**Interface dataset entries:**
- Opening Delimiter -

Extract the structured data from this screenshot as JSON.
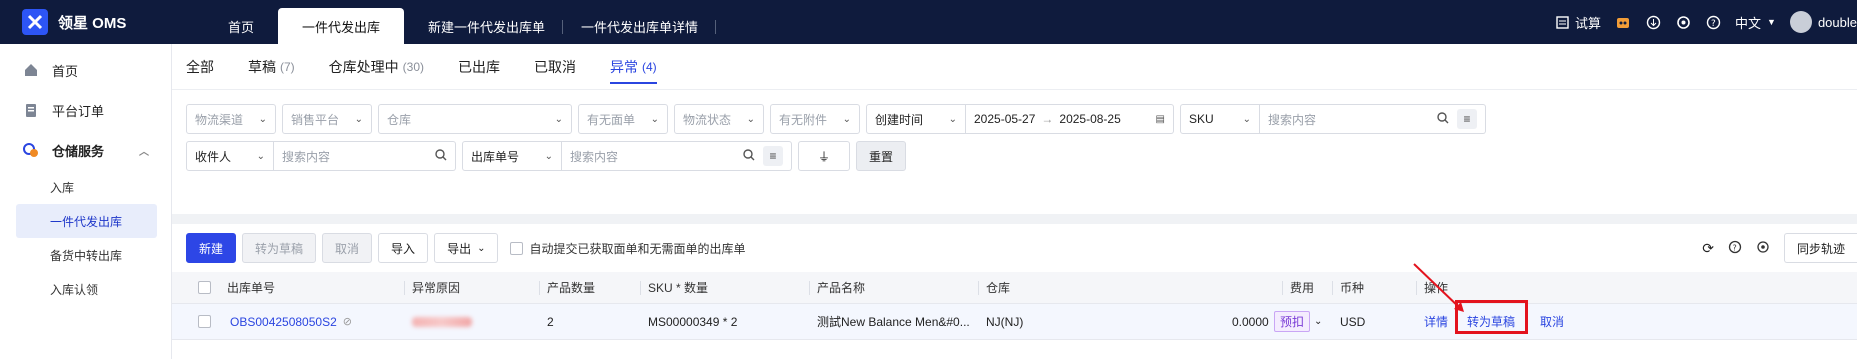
{
  "app": {
    "title": "领星 OMS"
  },
  "topbar": {
    "tabs": [
      {
        "label": "首页"
      },
      {
        "label": "一件代发出库"
      },
      {
        "label": "新建一件代发出库单"
      },
      {
        "label": "一件代发出库单详情"
      }
    ],
    "trial": "试算",
    "language": "中文",
    "user": "double"
  },
  "sidebar": {
    "home": "首页",
    "orders": "平台订单",
    "warehouse": "仓储服务",
    "subitems": [
      "入库",
      "一件代发出库",
      "备货中转出库",
      "入库认领"
    ]
  },
  "status_tabs": [
    {
      "label": "全部",
      "count": ""
    },
    {
      "label": "草稿",
      "count": "(7)"
    },
    {
      "label": "仓库处理中",
      "count": "(30)"
    },
    {
      "label": "已出库",
      "count": ""
    },
    {
      "label": "已取消",
      "count": ""
    },
    {
      "label": "异常",
      "count": "(4)"
    }
  ],
  "filters": {
    "logistics_channel": "物流渠道",
    "sales_platform": "销售平台",
    "warehouse": "仓库",
    "has_waybill": "有无面单",
    "logistics_status": "物流状态",
    "has_attachment": "有无附件",
    "time_type": "创建时间",
    "date_start": "2025-05-27",
    "date_end": "2025-08-25",
    "sku_type": "SKU",
    "search_placeholder": "搜索内容",
    "recipient_type": "收件人",
    "order_type": "出库单号",
    "reset": "重置"
  },
  "toolbar": {
    "new": "新建",
    "to_draft": "转为草稿",
    "cancel": "取消",
    "import": "导入",
    "export": "导出",
    "auto_submit": "自动提交已获取面单和无需面单的出库单",
    "sync_track": "同步轨迹"
  },
  "table": {
    "headers": {
      "order_no": "出库单号",
      "reason": "异常原因",
      "qty": "产品数量",
      "sku_qty": "SKU * 数量",
      "product": "产品名称",
      "warehouse": "仓库",
      "fee": "费用",
      "currency": "币种",
      "ops": "操作"
    },
    "rows": [
      {
        "order_no": "OBS0042508050S2",
        "qty": "2",
        "sku_qty": "MS00000349 * 2",
        "product": "测試New Balance Men&#0...",
        "warehouse": "NJ(NJ)",
        "fee": "0.0000",
        "fee_badge": "预扣",
        "currency": "USD",
        "op_detail": "详情",
        "op_to_draft": "转为草稿",
        "op_cancel": "取消"
      }
    ]
  },
  "colors": {
    "accent": "#2a45e0",
    "topbar": "#0f1b3d",
    "highlight": "#e3131e"
  }
}
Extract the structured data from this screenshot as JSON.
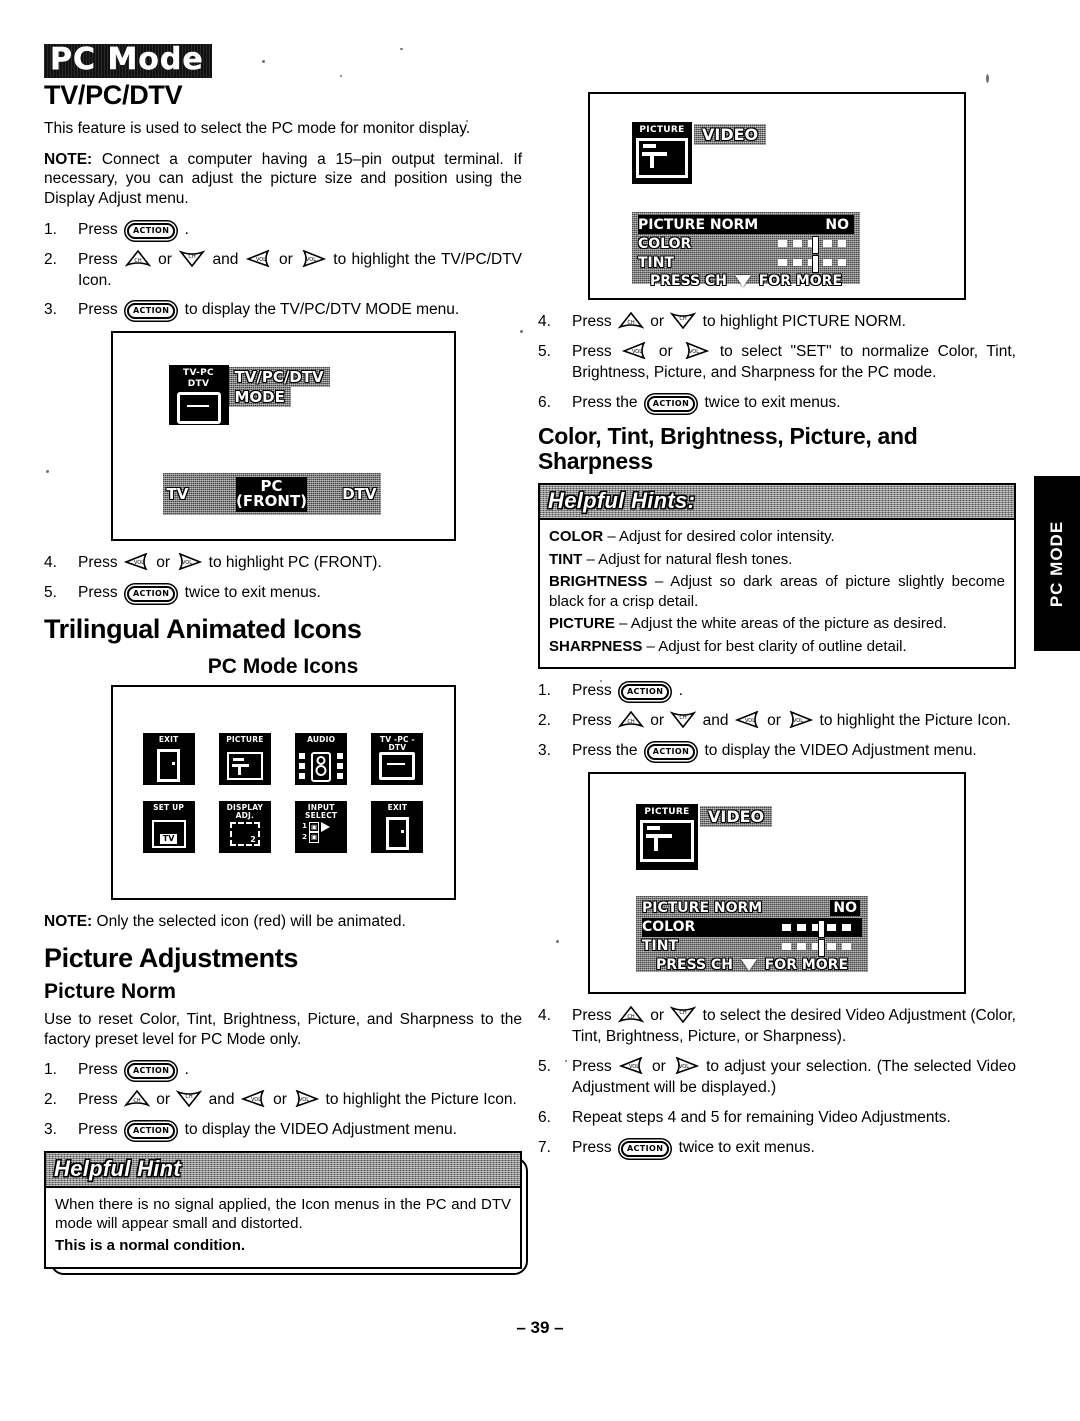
{
  "document": {
    "banner_title": "PC Mode",
    "page_number": "– 39 –",
    "side_tab": "PC MODE"
  },
  "left_column": {
    "heading_tvpcdtv": "TV/PC/DTV",
    "intro": "This feature is used to select the PC mode for monitor display.",
    "note_label": "NOTE:",
    "note_text": " Connect a computer having a 15–pin output terminal. If necessary, you can adjust the picture size and position using the Display Adjust menu.",
    "steps_a": [
      {
        "num": "1.",
        "pre": "Press ",
        "key1": "ACTION",
        "post": " ."
      },
      {
        "num": "2.",
        "pre": "Press ",
        "post": " to highlight the TV/PC/DTV Icon."
      },
      {
        "num": "3.",
        "pre": "Press ",
        "key1": "ACTION",
        "post": " to display the TV/PC/DTV MODE menu."
      }
    ],
    "osd_tvpcdtv": {
      "icon_caption_line1": "TV-PC",
      "icon_caption_line2": "DTV",
      "menu_title_line1": "TV/PC/DTV",
      "menu_title_line2": "MODE",
      "bar_left": "TV",
      "bar_center_line1": "PC",
      "bar_center_line2": "(FRONT)",
      "bar_right": "DTV"
    },
    "steps_b": [
      {
        "num": "4.",
        "pre": "Press ",
        "post": " to highlight PC (FRONT)."
      },
      {
        "num": "5.",
        "pre": "Press ",
        "key1": "ACTION",
        "post": " twice to exit menus."
      }
    ],
    "heading_trilingual": "Trilingual Animated Icons",
    "heading_pcmodeicons": "PC Mode Icons",
    "icons": [
      {
        "caption": "EXIT",
        "art": "door"
      },
      {
        "caption": "PICTURE",
        "art": "picture"
      },
      {
        "caption": "AUDIO",
        "art": "audio"
      },
      {
        "caption_line1": "TV -PC -",
        "caption_line2": "DTV",
        "art": "tvset"
      },
      {
        "caption": "SET UP",
        "art": "setup",
        "art_label": "TV"
      },
      {
        "caption_line1": "DISPLAY",
        "caption_line2": "ADJ.",
        "art": "dispadj"
      },
      {
        "caption_line1": "INPUT",
        "caption_line2": "SELECT",
        "art": "inputselect",
        "input_1": "1",
        "input_2": "2"
      },
      {
        "caption": "EXIT",
        "art": "door"
      }
    ],
    "note2_label": "NOTE:",
    "note2_text": " Only the selected icon (red) will be animated.",
    "heading_picture_adjustments": "Picture Adjustments",
    "heading_picture_norm": "Picture Norm",
    "picture_norm_text": "Use to reset Color, Tint, Brightness, Picture, and Sharpness to the factory preset level for PC Mode only.",
    "steps_c": [
      {
        "num": "1.",
        "pre": "Press ",
        "key1": "ACTION",
        "post": " ."
      },
      {
        "num": "2.",
        "pre": "Press ",
        "post": " to highlight the Picture Icon."
      },
      {
        "num": "3.",
        "pre": "Press ",
        "key1": "ACTION",
        "post": " to display the VIDEO Adjustment menu."
      }
    ],
    "hint": {
      "title": "Helpful Hint",
      "line1": "When there is no signal applied, the Icon menus in the PC and DTV mode will appear small and distorted.",
      "line2_bold": "This is a normal condition."
    }
  },
  "right_column": {
    "osd_video_1": {
      "icon_caption": "PICTURE",
      "menu_title": "VIDEO",
      "rows": [
        {
          "label": "PICTURE NORM",
          "value": "NO",
          "highlighted": true,
          "slider": false
        },
        {
          "label": "COLOR",
          "highlighted": false,
          "slider": true
        },
        {
          "label": "TINT",
          "highlighted": false,
          "slider": true
        }
      ],
      "footer_pre": "PRESS CH ",
      "footer_post": " FOR MORE"
    },
    "steps_d": [
      {
        "num": "4.",
        "pre": "Press ",
        "post": " to highlight PICTURE NORM."
      },
      {
        "num": "5.",
        "pre": "Press ",
        "post": " to select \"SET\" to normalize Color, Tint, Brightness, Picture, and Sharpness for the PC mode."
      },
      {
        "num": "6.",
        "pre": "Press the ",
        "key1": "ACTION",
        "post": " twice to exit menus."
      }
    ],
    "heading_cts": "Color, Tint, Brightness, Picture, and Sharpness",
    "hints": {
      "title": "Helpful Hints:",
      "items": [
        {
          "term": "COLOR",
          "desc": " – Adjust for desired color intensity."
        },
        {
          "term": "TINT",
          "desc": " – Adjust for natural flesh tones."
        },
        {
          "term": "BRIGHTNESS",
          "desc": " – Adjust so dark areas of picture slightly become black for a crisp detail."
        },
        {
          "term": "PICTURE",
          "desc": " – Adjust the white areas of the picture as desired."
        },
        {
          "term": "SHARPNESS",
          "desc": " – Adjust for best clarity of outline detail."
        }
      ]
    },
    "steps_e": [
      {
        "num": "1.",
        "pre": "Press ",
        "key1": "ACTION",
        "post": " ."
      },
      {
        "num": "2.",
        "pre": "Press ",
        "post": " to highlight the Picture Icon."
      },
      {
        "num": "3.",
        "pre": "Press the ",
        "key1": "ACTION",
        "post": " to display the VIDEO Adjustment menu."
      }
    ],
    "osd_video_2": {
      "icon_caption": "PICTURE",
      "menu_title": "VIDEO",
      "rows": [
        {
          "label": "PICTURE NORM",
          "value": "NO",
          "highlighted": false,
          "slider": false
        },
        {
          "label": "COLOR",
          "highlighted": true,
          "slider": true
        },
        {
          "label": "TINT",
          "highlighted": false,
          "slider": true
        }
      ],
      "footer_pre": "PRESS CH ",
      "footer_post": " FOR MORE"
    },
    "steps_f": [
      {
        "num": "4.",
        "pre": "Press ",
        "post": " to select the desired Video Adjustment (Color, Tint, Brightness, Picture, or Sharpness)."
      },
      {
        "num": "5.",
        "pre": "Press ",
        "post": " to adjust your selection.  (The selected Video Adjustment will be displayed.)"
      },
      {
        "num": "6.",
        "text": "Repeat steps 4 and 5 for remaining Video Adjustments."
      },
      {
        "num": "7.",
        "pre": "Press ",
        "key1": "ACTION",
        "post": " twice to exit menus."
      }
    ]
  },
  "keys": {
    "action": "ACTION",
    "ch_up": "CH",
    "ch_down": "CH",
    "vol_left": "VOL",
    "vol_right": "VOL",
    "or": " or ",
    "and": " and "
  }
}
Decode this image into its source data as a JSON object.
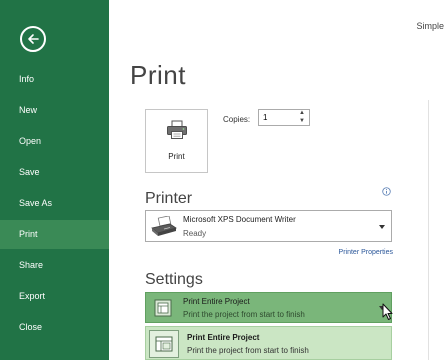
{
  "window": {
    "title": "Simple"
  },
  "sidebar": {
    "back_icon": "back-arrow-icon",
    "items": [
      {
        "label": "Info"
      },
      {
        "label": "New"
      },
      {
        "label": "Open"
      },
      {
        "label": "Save"
      },
      {
        "label": "Save As"
      },
      {
        "label": "Print",
        "active": true
      },
      {
        "label": "Share"
      },
      {
        "label": "Export"
      },
      {
        "label": "Close"
      }
    ],
    "colors": {
      "background": "#217346",
      "active": "#3a8a56"
    }
  },
  "main": {
    "title": "Print",
    "print_button": {
      "label": "Print",
      "icon": "printer-icon"
    },
    "copies": {
      "label": "Copies:",
      "value": "1"
    },
    "printer_section": {
      "title": "Printer",
      "info_icon": "info-icon",
      "selected_printer": {
        "name": "Microsoft XPS Document Writer",
        "status": "Ready",
        "icon": "xps-printer-icon"
      },
      "properties_link": "Printer Properties"
    },
    "settings_section": {
      "title": "Settings",
      "selected": {
        "title": "Print Entire Project",
        "description": "Print the project from start to finish",
        "icon": "document-icon"
      },
      "options": [
        {
          "title": "Print Entire Project",
          "description": "Print the project from start to finish",
          "icon": "document-icon"
        }
      ],
      "colors": {
        "selected_bg": "#7ab67a",
        "option_bg": "#cbe6c4"
      }
    }
  }
}
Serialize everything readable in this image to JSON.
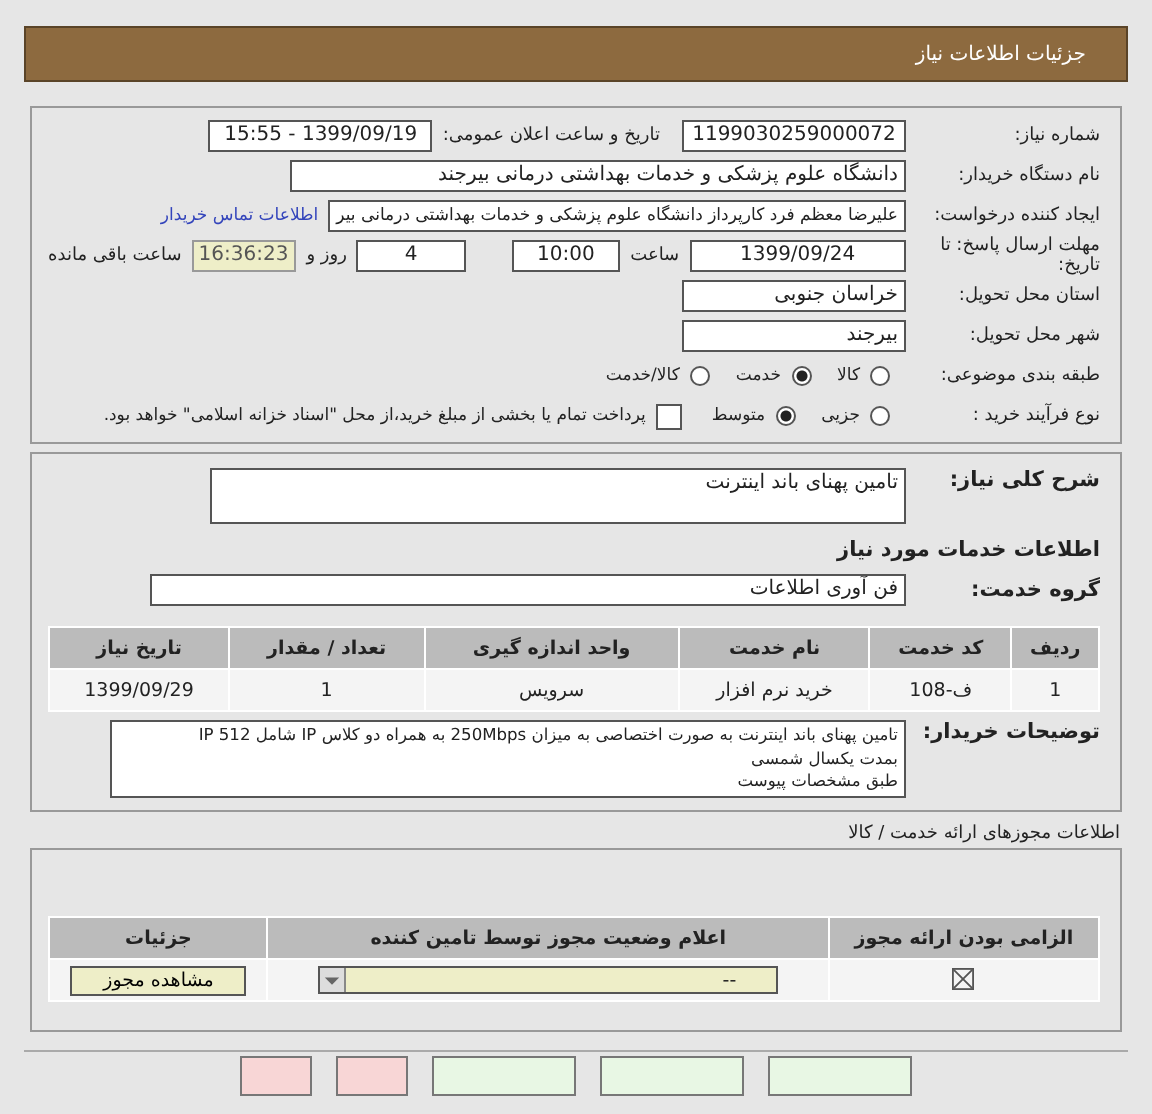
{
  "header": {
    "title": "جزئیات اطلاعات نیاز"
  },
  "need_info": {
    "need_number_label": "شماره نیاز:",
    "need_number": "1199030259000072",
    "announce_label": "تاریخ و ساعت اعلان عمومی:",
    "announce": "1399/09/19 - 15:55",
    "buyer_label": "نام دستگاه خریدار:",
    "buyer": "دانشگاه علوم پزشکی و خدمات بهداشتی درمانی بیرجند",
    "creator_label": "ایجاد کننده درخواست:",
    "creator": "علیرضا معظم فرد کارپرداز دانشگاه علوم پزشکی و خدمات بهداشتی درمانی بیر",
    "contact_link": "اطلاعات تماس خریدار",
    "deadline_label": "مهلت ارسال پاسخ: تا تاریخ:",
    "deadline_date": "1399/09/24",
    "time_label": "ساعت",
    "deadline_time": "10:00",
    "days": "4",
    "days_label": "روز و",
    "remaining": "16:36:23",
    "remaining_label": "ساعت باقی مانده",
    "province_label": "استان محل تحویل:",
    "province": "خراسان جنوبی",
    "city_label": "شهر محل تحویل:",
    "city": "بیرجند",
    "category_label": "طبقه بندی موضوعی:",
    "category_options": [
      {
        "label": "کالا",
        "selected": false
      },
      {
        "label": "خدمت",
        "selected": true
      },
      {
        "label": "کالا/خدمت",
        "selected": false
      }
    ],
    "process_label": "نوع فرآیند خرید :",
    "process_options": [
      {
        "label": "جزیی",
        "selected": false
      },
      {
        "label": "متوسط",
        "selected": true
      }
    ],
    "treasury": {
      "label": "پرداخت تمام یا بخشی از مبلغ خرید،از محل \"اسناد خزانه اسلامی\" خواهد بود.",
      "checked": false
    }
  },
  "services": {
    "summary_label": "شرح کلی نیاز:",
    "summary": "تامین پهنای باند اینترنت",
    "section_title": "اطلاعات خدمات مورد نیاز",
    "group_label": "گروه خدمت:",
    "group": "فن آوری اطلاعات",
    "table": {
      "columns": [
        "ردیف",
        "کد خدمت",
        "نام خدمت",
        "واحد اندازه گیری",
        "تعداد / مقدار",
        "تاریخ نیاز"
      ],
      "rows": [
        [
          "1",
          "ف-108",
          "خرید نرم افزار",
          "سرویس",
          "1",
          "1399/09/29"
        ]
      ]
    },
    "notes_label": "توضیحات خریدار:",
    "notes": [
      "تامین پهنای باند اینترنت به صورت اختصاصی به میزان 250Mbps به همراه دو کلاس IP شامل 512 IP",
      "بمدت یکسال شمسی",
      "طبق مشخصات پیوست"
    ]
  },
  "permits": {
    "title": "اطلاعات مجوزهای ارائه خدمت / کالا",
    "columns": [
      "الزامی بودن ارائه مجوز",
      "اعلام وضعیت مجوز توسط تامین کننده",
      "جزئیات"
    ],
    "rows": [
      {
        "required": true,
        "status": "--",
        "action": "مشاهده مجوز"
      }
    ]
  },
  "bottom_buttons": [
    {
      "kind": "plain"
    },
    {
      "kind": "plain"
    },
    {
      "kind": "plain"
    },
    {
      "kind": "warn"
    },
    {
      "kind": "warn"
    }
  ]
}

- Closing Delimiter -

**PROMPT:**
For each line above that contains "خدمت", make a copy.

**SOLUTION TO THIS PROBLEM:**
        "label": "خدمت",
        "label": "کالا/خدمت",
    "group_label": "گروه خدمت:",
        "کد خدمت",
        "نام خدمت",
    "title": "اطلاعات مجوزهای ارائه خدمت / کالا",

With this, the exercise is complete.